Worried that the recent communal violence in central Myanmar might spread to other parts of the country a top UN official asked the government there to demonstrate that the rule of law.
Washington: Worried that the recent communal violence in central Myanmar might spread to other parts of the country a top UN official on Tuesday asked the government there to demonstrate that the rule of law will prevail and that all those living within its borders are and will be protected.
"The Government of Myanmar must clearly demonstrate that it is serious about holding accountable those responsible for the past and present violence, regardless of their religious or ethnic affiliations.

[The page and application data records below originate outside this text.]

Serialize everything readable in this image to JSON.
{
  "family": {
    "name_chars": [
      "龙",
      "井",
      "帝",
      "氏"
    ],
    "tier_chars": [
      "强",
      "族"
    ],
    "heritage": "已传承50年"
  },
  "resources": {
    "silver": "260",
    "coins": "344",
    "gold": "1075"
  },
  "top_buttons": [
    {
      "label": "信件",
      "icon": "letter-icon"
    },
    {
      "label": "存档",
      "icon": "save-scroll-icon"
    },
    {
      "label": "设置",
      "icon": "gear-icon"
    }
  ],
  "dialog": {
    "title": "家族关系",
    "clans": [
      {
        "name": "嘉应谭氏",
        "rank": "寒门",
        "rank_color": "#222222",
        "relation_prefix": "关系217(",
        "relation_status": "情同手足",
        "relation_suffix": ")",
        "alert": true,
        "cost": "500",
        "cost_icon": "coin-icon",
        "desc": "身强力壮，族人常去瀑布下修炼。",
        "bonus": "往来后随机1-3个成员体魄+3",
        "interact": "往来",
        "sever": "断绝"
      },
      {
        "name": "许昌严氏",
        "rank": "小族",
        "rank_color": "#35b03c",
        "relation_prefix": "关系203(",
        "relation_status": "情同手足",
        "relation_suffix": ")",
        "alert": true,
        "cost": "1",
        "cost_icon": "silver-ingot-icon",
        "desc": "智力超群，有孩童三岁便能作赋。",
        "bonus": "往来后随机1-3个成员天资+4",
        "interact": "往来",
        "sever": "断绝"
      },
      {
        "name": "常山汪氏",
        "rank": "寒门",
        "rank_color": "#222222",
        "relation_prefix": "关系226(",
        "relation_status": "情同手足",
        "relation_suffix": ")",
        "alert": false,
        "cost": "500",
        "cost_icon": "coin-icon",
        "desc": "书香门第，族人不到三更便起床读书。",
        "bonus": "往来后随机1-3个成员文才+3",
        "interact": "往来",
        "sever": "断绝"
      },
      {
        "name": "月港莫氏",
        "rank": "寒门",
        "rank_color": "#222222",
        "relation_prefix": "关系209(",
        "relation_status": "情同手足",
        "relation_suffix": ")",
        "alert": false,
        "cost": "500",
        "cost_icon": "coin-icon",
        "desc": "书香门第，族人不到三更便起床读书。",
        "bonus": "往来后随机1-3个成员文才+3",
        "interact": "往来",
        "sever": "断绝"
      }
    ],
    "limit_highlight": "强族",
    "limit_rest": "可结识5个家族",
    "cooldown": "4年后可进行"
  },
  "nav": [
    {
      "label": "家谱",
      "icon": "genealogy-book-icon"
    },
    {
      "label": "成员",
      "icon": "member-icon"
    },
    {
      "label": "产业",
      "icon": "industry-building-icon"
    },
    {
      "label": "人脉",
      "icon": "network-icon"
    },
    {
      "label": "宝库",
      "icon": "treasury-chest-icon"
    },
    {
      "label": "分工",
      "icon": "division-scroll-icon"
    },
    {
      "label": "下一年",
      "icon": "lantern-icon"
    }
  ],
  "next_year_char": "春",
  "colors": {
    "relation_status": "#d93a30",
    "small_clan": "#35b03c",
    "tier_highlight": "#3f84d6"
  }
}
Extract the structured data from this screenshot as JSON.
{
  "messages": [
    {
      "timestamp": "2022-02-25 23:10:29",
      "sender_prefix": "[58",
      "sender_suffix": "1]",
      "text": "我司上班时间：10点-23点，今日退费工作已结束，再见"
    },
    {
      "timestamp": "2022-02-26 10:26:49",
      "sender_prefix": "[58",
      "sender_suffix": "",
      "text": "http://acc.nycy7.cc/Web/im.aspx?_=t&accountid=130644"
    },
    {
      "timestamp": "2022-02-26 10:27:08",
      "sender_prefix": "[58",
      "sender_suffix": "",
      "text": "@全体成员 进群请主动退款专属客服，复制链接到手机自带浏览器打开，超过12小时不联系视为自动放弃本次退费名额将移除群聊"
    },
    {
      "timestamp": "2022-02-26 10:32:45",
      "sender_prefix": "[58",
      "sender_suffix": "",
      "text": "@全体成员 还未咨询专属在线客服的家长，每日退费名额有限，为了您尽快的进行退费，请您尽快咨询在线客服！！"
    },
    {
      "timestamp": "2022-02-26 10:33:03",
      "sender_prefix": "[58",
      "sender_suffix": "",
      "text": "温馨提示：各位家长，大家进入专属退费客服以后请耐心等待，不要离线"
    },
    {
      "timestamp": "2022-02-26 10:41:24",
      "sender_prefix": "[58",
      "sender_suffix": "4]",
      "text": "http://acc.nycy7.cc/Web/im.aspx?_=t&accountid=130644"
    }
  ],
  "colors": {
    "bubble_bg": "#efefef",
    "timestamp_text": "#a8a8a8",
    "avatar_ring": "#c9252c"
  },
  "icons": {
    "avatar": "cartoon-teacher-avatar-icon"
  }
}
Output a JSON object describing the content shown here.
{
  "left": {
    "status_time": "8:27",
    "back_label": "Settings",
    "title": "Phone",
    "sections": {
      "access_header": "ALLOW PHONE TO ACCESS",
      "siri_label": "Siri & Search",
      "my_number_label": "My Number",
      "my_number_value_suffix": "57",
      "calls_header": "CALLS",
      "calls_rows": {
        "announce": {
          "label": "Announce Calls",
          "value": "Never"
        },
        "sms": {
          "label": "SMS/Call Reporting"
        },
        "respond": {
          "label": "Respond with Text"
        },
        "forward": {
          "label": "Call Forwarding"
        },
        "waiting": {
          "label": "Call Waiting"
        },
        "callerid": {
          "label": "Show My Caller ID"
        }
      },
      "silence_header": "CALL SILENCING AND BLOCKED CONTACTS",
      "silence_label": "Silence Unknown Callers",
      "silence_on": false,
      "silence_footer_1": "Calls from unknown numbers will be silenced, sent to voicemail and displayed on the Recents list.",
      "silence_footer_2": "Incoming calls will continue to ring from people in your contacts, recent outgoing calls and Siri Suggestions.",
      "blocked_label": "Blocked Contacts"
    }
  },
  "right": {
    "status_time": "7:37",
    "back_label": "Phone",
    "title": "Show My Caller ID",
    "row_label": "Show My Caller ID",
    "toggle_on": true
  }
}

The Government must also take measures to protect populations still at risk," said the Special UN Adviser on the Prevention of Genocide, Adama Dieng.
Expressing deep concern at reports of increased violence between Muslim and Buddhist communities in Myanmar, Dieng said the recent episode of violence in Meikhtila in central Myanmar raises concerns that sectarian violence is spreading to other parts of the country.
More than 40 people have died in sectarian and religious violence in central parts of the country, with reports that riots between Muslim and Buddhist communities spreading to areas near Yangon.
"In the context of last year`s violence between Buddhists and Rohingya Muslims in Rakhine state, there is a considerable risk of further violence if measures are not put in place to prevent this escalation," he warned.
Asserting that the Myanmar Government must take measures that not only addresses the immediate consequences of the current violence but also the root causes of the problem, Dieng warned that failing to do so can have serious future consequences which the international community has solemnly promised to prevent.
As the primary responsibility to protect lies with the State, Dieng called upon Myanmar Government to address this situation as a matter of urgency, develop a comprehensive national strategy that upholds international human rights standards and promotes reconciliation and tolerance among Buddhist and Muslim communities in the country.
"As a country that has positively surprised the international community with its recent transformation towards democracy, Myanmar needs to demonstrate that the rule of law will prevail and that all those living within its borders are and will be protected from violence and discrimination, particularly on the basis of religion or ethnicity," Dieng said.
Expressing concern over the Myanmar government`s failure to protect the lives of its innocent civilians, the Secretary General of Organization of Islamic Cooperation (OIC) urged that such violence should not continue.
"It is the responsibility of the authorities to address the root causes of the issue and safeguard the lives and property of all the peoples of Myanmar," Ekmeleddin Ihsanoglu said.
Calling upon the government of Myanmar to address the concerns of the international community as reflected in the relevant UN and OIC Resolutions in particular the restoration of the citizenship of the Rohingya Muslim minority as well as the recommendations of the UN Special Rapporteur on Myanmar, Ihsanoglu said that the situation of Rohingya Muslim is a priority item on the OIC agenda.